Page and application data records
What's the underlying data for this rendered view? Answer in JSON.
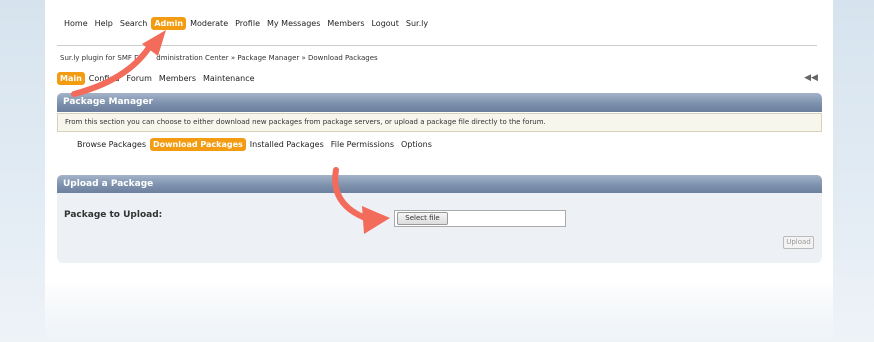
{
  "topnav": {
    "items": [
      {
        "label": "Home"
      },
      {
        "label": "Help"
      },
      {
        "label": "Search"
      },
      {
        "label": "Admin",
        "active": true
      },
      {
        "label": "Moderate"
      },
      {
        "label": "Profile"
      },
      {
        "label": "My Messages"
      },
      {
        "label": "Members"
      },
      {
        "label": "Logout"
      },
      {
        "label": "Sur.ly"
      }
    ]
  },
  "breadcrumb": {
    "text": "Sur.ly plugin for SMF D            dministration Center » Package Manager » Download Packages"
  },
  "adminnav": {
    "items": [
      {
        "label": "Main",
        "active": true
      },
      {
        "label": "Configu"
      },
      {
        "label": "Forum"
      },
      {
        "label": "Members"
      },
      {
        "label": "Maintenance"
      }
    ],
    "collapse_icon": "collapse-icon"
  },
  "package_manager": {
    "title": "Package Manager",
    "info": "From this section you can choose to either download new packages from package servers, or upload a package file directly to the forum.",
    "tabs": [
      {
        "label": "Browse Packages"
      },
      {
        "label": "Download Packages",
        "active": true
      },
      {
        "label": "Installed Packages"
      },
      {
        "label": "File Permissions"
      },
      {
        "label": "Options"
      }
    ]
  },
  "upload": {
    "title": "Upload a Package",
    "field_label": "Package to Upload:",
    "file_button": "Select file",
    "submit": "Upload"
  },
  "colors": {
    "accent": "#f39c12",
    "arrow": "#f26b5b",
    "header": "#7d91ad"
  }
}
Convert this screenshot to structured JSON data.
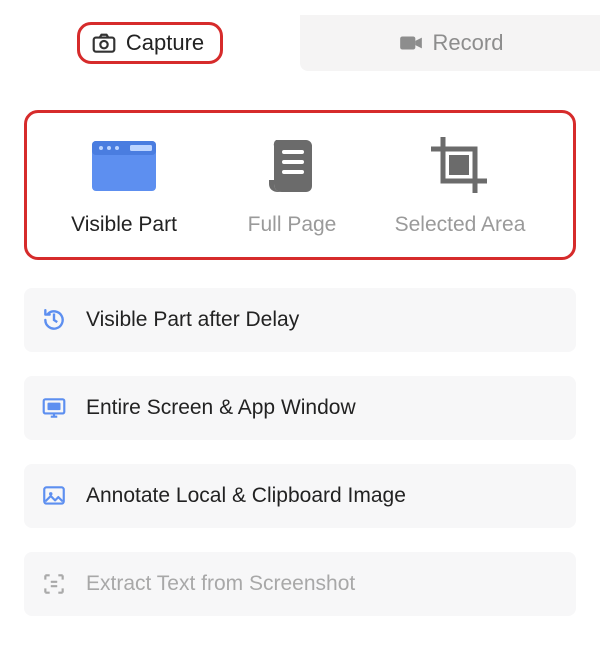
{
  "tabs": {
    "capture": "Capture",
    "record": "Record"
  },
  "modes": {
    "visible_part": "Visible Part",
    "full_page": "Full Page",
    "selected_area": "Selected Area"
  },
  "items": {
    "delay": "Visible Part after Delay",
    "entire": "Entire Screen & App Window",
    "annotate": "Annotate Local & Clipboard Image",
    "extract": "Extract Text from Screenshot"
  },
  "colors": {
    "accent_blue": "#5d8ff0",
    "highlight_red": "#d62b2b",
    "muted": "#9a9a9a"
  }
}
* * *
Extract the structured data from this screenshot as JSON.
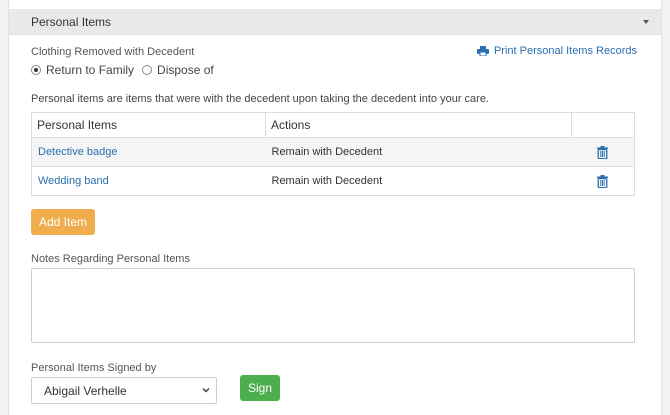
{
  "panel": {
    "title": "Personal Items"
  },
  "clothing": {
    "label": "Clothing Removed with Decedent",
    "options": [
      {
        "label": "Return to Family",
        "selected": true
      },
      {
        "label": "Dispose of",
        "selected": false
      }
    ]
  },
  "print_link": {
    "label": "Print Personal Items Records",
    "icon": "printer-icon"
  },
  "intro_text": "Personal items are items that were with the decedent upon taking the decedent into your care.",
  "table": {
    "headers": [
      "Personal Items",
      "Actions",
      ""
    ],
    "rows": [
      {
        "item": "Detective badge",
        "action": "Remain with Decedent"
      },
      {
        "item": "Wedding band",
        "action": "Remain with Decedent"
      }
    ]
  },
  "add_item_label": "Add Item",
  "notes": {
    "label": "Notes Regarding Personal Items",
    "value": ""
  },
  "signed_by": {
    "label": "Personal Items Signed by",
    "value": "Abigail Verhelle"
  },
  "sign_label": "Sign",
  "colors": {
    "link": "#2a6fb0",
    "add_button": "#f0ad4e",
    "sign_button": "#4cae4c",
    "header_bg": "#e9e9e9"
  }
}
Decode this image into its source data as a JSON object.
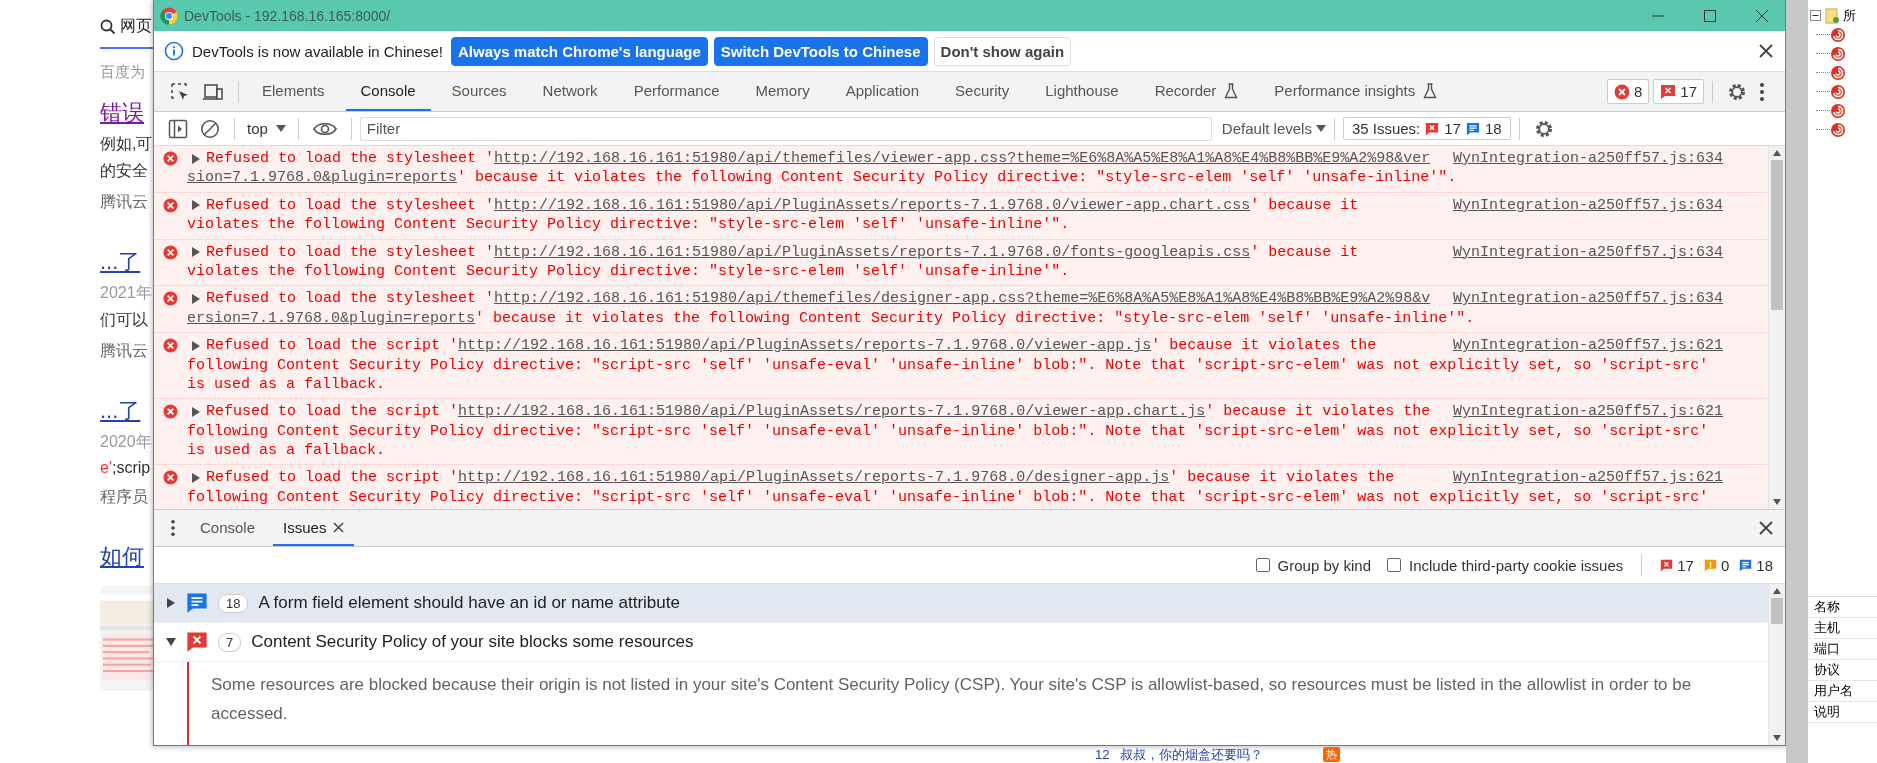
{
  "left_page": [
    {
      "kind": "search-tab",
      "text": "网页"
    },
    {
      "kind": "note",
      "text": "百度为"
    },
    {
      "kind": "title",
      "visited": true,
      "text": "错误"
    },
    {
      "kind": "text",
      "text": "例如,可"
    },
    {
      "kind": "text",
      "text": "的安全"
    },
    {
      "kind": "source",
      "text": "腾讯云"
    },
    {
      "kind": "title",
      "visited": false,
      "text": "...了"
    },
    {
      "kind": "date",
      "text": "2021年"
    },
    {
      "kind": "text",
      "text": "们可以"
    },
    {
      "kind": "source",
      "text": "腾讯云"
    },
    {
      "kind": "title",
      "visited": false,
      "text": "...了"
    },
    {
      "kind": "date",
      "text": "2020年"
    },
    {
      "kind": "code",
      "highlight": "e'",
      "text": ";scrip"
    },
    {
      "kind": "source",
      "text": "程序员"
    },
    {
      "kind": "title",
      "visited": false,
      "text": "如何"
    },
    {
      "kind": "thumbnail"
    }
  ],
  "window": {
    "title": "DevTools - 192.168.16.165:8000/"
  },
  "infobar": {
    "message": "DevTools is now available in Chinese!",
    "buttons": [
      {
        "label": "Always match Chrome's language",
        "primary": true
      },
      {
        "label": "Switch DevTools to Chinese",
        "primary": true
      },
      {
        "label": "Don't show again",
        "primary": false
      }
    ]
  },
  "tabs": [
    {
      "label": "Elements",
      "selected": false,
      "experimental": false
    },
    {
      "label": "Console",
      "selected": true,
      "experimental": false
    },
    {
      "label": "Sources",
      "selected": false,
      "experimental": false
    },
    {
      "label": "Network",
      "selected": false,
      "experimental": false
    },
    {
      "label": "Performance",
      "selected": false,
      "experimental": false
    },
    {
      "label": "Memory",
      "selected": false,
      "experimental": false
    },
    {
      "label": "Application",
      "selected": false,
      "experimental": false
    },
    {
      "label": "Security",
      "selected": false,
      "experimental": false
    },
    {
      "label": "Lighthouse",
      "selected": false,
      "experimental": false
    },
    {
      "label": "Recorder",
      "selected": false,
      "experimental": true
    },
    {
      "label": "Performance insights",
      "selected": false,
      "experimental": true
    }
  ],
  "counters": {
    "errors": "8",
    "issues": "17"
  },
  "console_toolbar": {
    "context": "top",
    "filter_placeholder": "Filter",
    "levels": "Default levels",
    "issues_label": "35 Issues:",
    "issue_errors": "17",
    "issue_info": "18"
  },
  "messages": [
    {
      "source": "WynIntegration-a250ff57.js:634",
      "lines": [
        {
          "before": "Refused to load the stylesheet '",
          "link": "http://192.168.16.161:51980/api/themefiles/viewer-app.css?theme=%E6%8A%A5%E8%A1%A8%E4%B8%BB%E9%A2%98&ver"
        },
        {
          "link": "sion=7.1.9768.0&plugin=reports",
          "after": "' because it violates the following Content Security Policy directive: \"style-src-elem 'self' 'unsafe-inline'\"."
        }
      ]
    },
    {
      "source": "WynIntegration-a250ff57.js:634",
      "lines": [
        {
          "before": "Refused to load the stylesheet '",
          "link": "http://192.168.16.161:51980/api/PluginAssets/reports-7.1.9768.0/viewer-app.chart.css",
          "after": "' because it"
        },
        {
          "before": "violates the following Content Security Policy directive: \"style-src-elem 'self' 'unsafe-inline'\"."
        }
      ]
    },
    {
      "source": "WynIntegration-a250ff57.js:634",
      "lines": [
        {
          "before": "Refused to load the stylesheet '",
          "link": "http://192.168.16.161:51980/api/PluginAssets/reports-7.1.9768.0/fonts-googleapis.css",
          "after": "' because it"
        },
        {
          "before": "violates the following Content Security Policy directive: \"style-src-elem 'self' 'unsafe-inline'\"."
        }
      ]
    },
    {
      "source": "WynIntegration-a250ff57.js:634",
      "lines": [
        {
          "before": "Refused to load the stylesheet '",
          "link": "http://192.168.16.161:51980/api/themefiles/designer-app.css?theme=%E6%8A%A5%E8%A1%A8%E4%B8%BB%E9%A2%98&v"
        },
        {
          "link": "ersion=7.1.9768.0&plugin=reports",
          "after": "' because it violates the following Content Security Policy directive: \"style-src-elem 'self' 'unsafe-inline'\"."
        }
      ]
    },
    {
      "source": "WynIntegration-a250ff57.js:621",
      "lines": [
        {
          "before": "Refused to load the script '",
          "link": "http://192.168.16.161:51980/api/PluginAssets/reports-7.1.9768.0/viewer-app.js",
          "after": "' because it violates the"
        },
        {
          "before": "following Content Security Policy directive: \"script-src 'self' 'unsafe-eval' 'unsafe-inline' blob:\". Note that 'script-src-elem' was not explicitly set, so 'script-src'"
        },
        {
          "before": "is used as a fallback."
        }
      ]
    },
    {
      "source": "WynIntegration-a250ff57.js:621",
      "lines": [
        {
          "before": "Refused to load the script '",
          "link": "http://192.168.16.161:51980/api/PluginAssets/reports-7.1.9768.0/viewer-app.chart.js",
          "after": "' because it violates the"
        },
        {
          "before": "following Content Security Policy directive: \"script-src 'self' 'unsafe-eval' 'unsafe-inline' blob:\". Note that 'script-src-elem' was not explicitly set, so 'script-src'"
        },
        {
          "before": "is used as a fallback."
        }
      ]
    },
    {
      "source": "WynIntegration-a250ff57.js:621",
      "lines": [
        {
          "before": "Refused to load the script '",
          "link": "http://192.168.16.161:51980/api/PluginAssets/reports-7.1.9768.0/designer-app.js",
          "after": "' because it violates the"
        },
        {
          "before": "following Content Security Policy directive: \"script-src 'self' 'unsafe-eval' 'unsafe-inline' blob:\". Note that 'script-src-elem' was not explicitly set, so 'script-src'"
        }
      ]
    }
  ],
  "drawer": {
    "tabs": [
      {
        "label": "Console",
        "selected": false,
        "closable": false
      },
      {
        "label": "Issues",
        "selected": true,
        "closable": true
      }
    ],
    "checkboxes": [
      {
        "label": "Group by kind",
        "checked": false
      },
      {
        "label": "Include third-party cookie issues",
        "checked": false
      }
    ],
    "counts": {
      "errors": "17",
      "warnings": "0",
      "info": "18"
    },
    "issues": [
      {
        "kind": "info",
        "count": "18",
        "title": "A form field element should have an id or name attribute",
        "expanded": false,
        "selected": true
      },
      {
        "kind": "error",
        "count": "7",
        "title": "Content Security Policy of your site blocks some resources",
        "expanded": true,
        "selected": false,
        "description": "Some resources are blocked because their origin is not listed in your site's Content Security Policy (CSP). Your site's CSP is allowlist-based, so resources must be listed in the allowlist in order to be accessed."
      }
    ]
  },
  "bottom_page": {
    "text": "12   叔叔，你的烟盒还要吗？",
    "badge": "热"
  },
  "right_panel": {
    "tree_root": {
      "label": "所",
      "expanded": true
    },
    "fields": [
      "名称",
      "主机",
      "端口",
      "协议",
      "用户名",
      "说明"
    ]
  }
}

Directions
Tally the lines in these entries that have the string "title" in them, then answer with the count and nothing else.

Reply to the exercise
10